The 1750s saw Franklin become more involved in politics. In 1757, he travelled to England to represent Pennsylvania in its fight with the descendants of the Penn family over who should represent the colony. On his return almost 20 years later, he fought fiercely for American sovereignty, and was one of the five people who drafted the Declaration of Independence in 1776. Later that year he went to France as a diplomat for the United States where he became a much-loved figure, and it was largely because of him that the government of France signed a Treaty of Alliance with the USA in 1778.
When Franklin died in 1790, he was dubbed ‘the harmonious human multitude.’ The legacy of his inventions and political work lives on to this day.

Benjamin Franklin, The Pennsylvania Gazette. Five Franklin Inventions

The Big Idea
Before Franklin began his experiments in science, the popular belief was that electricity consisted of two opposing forces. Franklin proved that in fact it was a single element, imagining it to be like an invisible fluid. If a body had an excess of this fluid, it was positively charged. If it had a deficiency, it was negatively charged. He the orised that the body with more fluid flowed to the body with less fluid, or rather that electric charges flowed from positive to negative. However, it has since been discovered that electricity is actually the flow of electrons, which means it flows from negative to positive.

Five Franklin Inventions
1 Bifocals
Franklin suffered from poor eyesight, but came up with the brilliant idea of creating glasses with a separate upper and lower half; the upper for distance and the lower for reading.
2 Lightning rod
After studying the behaviour of electricity, Franklin designed a metal rod that could be attached to the tops of buildings and connected to the ground through a wire to discharge lightning.
3 Glass armonica
A popular form of entertainment in the 18th century was playing music using wine glasses filled with water.
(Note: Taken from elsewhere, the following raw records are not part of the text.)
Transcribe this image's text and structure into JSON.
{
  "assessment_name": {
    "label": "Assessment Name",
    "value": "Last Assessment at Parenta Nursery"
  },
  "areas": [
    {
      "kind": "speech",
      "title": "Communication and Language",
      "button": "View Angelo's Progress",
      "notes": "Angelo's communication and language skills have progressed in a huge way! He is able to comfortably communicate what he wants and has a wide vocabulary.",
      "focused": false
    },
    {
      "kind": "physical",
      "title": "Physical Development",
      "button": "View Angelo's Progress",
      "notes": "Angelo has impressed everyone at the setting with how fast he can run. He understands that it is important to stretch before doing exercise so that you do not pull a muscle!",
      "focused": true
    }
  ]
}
Franklin invented a mechanised version consisting of 37 glass bowls.
4 Franklin stove
This metal-lined fi replace stood in the centre of the room, radiating heat in all directions. It provided more heat, used less wood and produced less smoke than open fi replaces.
5 ‘Long arm’
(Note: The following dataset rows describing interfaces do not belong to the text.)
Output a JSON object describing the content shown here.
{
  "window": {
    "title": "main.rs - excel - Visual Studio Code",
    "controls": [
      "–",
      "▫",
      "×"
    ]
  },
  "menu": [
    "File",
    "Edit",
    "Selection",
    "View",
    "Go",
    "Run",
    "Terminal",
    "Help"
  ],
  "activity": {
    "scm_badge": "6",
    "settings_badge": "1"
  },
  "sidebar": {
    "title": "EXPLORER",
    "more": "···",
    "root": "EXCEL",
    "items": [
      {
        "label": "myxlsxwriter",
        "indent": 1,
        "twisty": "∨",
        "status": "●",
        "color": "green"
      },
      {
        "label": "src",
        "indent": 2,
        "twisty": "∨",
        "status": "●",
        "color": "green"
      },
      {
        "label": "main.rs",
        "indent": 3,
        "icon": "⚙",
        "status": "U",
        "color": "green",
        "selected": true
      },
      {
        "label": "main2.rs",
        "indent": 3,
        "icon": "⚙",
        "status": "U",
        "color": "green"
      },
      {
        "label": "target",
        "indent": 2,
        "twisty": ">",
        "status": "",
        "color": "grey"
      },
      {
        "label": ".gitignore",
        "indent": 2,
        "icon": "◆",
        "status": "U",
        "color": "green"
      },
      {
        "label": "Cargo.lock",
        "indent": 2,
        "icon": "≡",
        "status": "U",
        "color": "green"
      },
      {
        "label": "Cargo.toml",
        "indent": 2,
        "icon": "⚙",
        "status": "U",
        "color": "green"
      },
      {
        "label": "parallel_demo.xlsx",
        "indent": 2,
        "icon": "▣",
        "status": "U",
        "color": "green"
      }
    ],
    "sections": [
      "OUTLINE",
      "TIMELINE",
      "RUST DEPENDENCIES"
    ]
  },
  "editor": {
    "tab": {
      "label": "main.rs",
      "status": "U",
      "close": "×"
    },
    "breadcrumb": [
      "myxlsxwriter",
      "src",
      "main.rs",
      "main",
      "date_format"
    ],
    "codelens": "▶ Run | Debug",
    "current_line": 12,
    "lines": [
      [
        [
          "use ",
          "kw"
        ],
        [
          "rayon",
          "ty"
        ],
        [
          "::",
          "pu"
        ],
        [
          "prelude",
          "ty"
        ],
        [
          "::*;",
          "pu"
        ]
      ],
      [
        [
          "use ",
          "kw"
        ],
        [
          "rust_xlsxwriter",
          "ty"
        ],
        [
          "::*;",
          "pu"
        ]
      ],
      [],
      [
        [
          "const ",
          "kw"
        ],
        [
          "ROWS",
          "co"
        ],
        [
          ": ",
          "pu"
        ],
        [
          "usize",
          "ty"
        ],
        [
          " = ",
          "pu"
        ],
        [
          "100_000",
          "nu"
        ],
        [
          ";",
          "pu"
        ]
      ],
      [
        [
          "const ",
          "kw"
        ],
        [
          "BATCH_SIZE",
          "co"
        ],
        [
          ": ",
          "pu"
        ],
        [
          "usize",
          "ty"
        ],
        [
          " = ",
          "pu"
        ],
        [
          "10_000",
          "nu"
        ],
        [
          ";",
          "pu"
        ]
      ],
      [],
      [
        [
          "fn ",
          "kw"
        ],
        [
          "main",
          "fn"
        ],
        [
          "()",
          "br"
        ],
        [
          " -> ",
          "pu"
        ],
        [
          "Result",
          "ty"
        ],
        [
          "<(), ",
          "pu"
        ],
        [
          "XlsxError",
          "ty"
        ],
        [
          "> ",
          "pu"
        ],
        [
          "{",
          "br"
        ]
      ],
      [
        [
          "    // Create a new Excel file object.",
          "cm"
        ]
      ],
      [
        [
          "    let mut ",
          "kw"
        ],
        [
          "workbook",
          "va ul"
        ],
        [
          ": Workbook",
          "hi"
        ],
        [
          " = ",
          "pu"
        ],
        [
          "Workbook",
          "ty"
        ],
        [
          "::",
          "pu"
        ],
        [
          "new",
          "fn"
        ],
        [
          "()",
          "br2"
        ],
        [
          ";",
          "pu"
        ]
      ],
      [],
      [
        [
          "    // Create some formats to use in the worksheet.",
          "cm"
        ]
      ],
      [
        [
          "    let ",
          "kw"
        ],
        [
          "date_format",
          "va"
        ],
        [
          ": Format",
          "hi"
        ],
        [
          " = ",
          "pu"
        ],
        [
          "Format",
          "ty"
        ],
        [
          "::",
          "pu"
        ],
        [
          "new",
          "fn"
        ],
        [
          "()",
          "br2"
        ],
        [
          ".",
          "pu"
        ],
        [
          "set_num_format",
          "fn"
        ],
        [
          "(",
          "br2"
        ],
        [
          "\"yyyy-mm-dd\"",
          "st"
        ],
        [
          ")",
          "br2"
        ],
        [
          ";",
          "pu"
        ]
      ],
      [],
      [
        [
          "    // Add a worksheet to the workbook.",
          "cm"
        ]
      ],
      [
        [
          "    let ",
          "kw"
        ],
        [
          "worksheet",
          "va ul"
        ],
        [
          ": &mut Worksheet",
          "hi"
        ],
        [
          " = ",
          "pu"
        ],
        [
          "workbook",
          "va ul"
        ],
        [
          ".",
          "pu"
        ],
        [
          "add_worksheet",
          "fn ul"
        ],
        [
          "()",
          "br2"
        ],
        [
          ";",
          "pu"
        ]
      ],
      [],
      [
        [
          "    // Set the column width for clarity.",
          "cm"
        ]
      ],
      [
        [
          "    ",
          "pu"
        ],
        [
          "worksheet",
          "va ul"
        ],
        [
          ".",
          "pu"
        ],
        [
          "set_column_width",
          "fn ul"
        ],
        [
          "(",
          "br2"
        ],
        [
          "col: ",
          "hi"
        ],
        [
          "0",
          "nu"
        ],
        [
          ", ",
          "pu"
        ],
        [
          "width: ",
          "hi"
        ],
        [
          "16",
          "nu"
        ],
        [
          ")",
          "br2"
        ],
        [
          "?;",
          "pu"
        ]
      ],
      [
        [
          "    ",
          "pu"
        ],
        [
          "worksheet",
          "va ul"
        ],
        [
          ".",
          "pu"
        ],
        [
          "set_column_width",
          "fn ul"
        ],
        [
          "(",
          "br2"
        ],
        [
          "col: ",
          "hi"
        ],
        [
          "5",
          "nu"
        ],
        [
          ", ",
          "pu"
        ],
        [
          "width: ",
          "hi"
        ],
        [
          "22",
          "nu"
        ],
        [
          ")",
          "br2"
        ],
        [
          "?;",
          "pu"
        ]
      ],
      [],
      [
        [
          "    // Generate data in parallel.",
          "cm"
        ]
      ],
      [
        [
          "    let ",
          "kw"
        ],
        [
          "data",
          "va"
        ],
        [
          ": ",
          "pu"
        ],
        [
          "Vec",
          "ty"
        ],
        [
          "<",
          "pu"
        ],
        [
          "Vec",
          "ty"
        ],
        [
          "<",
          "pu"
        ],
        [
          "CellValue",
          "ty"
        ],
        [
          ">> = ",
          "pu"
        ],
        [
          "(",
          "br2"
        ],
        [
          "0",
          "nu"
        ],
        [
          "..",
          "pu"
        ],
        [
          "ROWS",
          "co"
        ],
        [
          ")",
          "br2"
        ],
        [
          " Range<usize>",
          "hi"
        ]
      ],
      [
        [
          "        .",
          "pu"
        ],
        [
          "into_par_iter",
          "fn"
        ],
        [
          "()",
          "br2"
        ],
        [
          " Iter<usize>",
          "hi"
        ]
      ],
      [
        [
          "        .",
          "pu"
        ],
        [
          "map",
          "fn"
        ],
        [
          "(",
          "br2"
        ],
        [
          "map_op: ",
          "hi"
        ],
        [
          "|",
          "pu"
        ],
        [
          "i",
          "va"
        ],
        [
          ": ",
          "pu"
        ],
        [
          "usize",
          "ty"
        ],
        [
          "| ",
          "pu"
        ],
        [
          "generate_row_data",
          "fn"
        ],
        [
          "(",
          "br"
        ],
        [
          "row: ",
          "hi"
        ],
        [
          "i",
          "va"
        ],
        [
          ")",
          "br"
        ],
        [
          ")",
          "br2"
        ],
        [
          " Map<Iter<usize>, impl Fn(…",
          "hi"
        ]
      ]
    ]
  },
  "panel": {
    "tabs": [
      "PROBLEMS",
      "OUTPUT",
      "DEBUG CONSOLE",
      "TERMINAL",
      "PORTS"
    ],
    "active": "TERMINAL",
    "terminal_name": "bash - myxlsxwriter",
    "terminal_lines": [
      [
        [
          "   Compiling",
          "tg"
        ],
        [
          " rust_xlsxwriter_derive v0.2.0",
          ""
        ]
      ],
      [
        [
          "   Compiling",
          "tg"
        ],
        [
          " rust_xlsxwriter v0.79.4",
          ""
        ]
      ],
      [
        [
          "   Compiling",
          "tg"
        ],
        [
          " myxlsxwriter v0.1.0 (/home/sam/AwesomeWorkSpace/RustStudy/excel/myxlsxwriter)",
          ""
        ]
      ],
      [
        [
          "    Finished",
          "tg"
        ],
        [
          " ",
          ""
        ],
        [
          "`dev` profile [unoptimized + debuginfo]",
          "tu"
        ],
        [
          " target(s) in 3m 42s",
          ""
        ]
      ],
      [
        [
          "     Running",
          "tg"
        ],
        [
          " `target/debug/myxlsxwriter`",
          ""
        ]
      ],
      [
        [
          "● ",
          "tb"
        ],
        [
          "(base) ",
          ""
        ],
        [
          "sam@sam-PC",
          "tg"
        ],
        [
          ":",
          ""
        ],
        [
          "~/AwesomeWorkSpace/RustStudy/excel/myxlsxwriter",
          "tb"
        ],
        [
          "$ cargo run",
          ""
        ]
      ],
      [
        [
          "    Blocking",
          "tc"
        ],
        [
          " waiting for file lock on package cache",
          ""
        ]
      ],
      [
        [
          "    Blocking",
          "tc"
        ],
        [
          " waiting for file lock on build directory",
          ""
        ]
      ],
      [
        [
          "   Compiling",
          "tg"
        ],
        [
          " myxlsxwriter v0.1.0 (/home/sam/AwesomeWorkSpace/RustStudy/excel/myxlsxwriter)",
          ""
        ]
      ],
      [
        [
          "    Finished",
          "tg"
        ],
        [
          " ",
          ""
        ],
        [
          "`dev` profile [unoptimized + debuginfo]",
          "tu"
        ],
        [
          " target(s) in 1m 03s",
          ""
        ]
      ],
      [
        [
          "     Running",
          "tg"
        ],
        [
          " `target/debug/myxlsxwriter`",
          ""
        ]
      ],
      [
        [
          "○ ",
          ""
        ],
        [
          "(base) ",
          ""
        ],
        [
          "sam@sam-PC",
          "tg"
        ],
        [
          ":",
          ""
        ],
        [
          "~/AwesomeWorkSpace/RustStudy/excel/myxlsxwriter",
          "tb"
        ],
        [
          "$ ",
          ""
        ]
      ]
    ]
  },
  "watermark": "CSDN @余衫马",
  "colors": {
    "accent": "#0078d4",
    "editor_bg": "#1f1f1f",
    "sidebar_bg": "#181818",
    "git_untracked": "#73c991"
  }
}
Franklin loved reading and established a number of libraries. His idea for a wooden pole with a grasping claw at the end helped visitors to reach books on the top shelves.